* [Aim of the task] Only an exact copy of the records below will serve as the answer.
'''
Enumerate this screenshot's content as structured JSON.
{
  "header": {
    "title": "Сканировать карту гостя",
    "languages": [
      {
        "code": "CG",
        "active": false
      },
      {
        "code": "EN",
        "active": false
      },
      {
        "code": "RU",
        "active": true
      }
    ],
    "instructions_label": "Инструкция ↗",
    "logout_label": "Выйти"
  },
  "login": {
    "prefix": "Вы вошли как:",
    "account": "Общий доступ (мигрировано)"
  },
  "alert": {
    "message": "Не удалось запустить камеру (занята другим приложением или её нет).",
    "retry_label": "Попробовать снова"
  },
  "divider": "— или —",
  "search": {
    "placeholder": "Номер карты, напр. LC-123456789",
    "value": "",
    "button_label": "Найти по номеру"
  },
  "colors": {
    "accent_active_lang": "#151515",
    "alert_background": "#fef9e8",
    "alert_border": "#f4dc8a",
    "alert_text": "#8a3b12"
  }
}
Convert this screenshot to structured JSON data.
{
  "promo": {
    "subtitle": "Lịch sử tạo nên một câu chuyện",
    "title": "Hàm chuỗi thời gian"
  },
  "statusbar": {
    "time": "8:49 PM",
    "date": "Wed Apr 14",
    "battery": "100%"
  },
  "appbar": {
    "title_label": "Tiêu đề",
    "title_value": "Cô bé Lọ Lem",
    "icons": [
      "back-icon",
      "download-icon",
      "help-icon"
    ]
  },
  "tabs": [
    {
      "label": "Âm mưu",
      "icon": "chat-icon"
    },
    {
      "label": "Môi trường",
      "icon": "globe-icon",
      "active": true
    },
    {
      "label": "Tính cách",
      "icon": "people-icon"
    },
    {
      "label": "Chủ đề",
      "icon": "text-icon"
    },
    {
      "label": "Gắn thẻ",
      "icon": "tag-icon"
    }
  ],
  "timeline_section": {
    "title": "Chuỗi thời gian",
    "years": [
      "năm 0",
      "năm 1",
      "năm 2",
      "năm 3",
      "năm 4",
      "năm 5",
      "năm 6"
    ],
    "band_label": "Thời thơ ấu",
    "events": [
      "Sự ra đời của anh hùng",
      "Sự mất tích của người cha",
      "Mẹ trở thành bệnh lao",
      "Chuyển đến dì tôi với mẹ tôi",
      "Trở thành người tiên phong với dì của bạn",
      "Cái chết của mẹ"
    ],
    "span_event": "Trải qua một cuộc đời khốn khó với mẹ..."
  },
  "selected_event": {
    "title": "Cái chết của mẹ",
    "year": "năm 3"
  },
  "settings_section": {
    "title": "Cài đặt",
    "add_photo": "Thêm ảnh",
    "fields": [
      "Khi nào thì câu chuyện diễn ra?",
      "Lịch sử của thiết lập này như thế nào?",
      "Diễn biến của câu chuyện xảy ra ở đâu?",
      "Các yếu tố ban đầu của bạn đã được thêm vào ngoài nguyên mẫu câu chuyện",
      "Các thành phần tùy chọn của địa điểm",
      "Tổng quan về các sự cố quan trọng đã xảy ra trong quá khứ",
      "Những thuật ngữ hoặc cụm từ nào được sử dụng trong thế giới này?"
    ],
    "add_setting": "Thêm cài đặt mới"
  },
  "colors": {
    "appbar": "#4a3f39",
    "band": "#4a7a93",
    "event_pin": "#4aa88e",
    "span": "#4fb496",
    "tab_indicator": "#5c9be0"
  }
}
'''
* [Answer box]
Enumerate this screenshot's content as structured JSON.
{
  "header": {
    "title": "Сканировать карту гостя",
    "languages": [
      {
        "code": "CG",
        "active": false
      },
      {
        "code": "EN",
        "active": false
      },
      {
        "code": "RU",
        "active": true
      }
    ],
    "instructions_label": "Инструкция ↗",
    "logout_label": "Выйти"
  },
  "login": {
    "prefix": "Вы вошли как:",
    "account": "Общий доступ (мигрировано)"
  },
  "alert": {
    "message": "Не удалось запустить камеру (занята другим приложением или её нет).",
    "retry_label": "Попробовать снова"
  },
  "divider": "— или —",
  "search": {
    "placeholder": "Номер карты, напр. LC-123456789",
    "value": "",
    "button_label": "Найти по номеру"
  },
  "colors": {
    "accent_active_lang": "#151515",
    "alert_background": "#fef9e8",
    "alert_border": "#f4dc8a",
    "alert_text": "#8a3b12"
  }
}
Convert this screenshot to structured JSON data.
{
  "promo": {
    "subtitle": "Lịch sử tạo nên một câu chuyện",
    "title": "Hàm chuỗi thời gian"
  },
  "statusbar": {
    "time": "8:49 PM",
    "date": "Wed Apr 14",
    "battery": "100%"
  },
  "appbar": {
    "title_label": "Tiêu đề",
    "title_value": "Cô bé Lọ Lem",
    "icons": [
      "back-icon",
      "download-icon",
      "help-icon"
    ]
  },
  "tabs": [
    {
      "label": "Âm mưu",
      "icon": "chat-icon"
    },
    {
      "label": "Môi trường",
      "icon": "globe-icon",
      "active": true
    },
    {
      "label": "Tính cách",
      "icon": "people-icon"
    },
    {
      "label": "Chủ đề",
      "icon": "text-icon"
    },
    {
      "label": "Gắn thẻ",
      "icon": "tag-icon"
    }
  ],
  "timeline_section": {
    "title": "Chuỗi thời gian",
    "years": [
      "năm 0",
      "năm 1",
      "năm 2",
      "năm 3",
      "năm 4",
      "năm 5",
      "năm 6"
    ],
    "band_label": "Thời thơ ấu",
    "events": [
      "Sự ra đời của anh hùng",
      "Sự mất tích của người cha",
      "Mẹ trở thành bệnh lao",
      "Chuyển đến dì tôi với mẹ tôi",
      "Trở thành người tiên phong với dì của bạn",
      "Cái chết của mẹ"
    ],
    "span_event": "Trải qua một cuộc đời khốn khó với mẹ..."
  },
  "selected_event": {
    "title": "Cái chết của mẹ",
    "year": "năm 3"
  },
  "settings_section": {
    "title": "Cài đặt",
    "add_photo": "Thêm ảnh",
    "fields": [
      "Khi nào thì câu chuyện diễn ra?",
      "Lịch sử của thiết lập này như thế nào?",
      "Diễn biến của câu chuyện xảy ra ở đâu?",
      "Các yếu tố ban đầu của bạn đã được thêm vào ngoài nguyên mẫu câu chuyện",
      "Các thành phần tùy chọn của địa điểm",
      "Tổng quan về các sự cố quan trọng đã xảy ra trong quá khứ",
      "Những thuật ngữ hoặc cụm từ nào được sử dụng trong thế giới này?"
    ],
    "add_setting": "Thêm cài đặt mới"
  },
  "colors": {
    "appbar": "#4a3f39",
    "band": "#4a7a93",
    "event_pin": "#4aa88e",
    "span": "#4fb496",
    "tab_indicator": "#5c9be0"
  }
}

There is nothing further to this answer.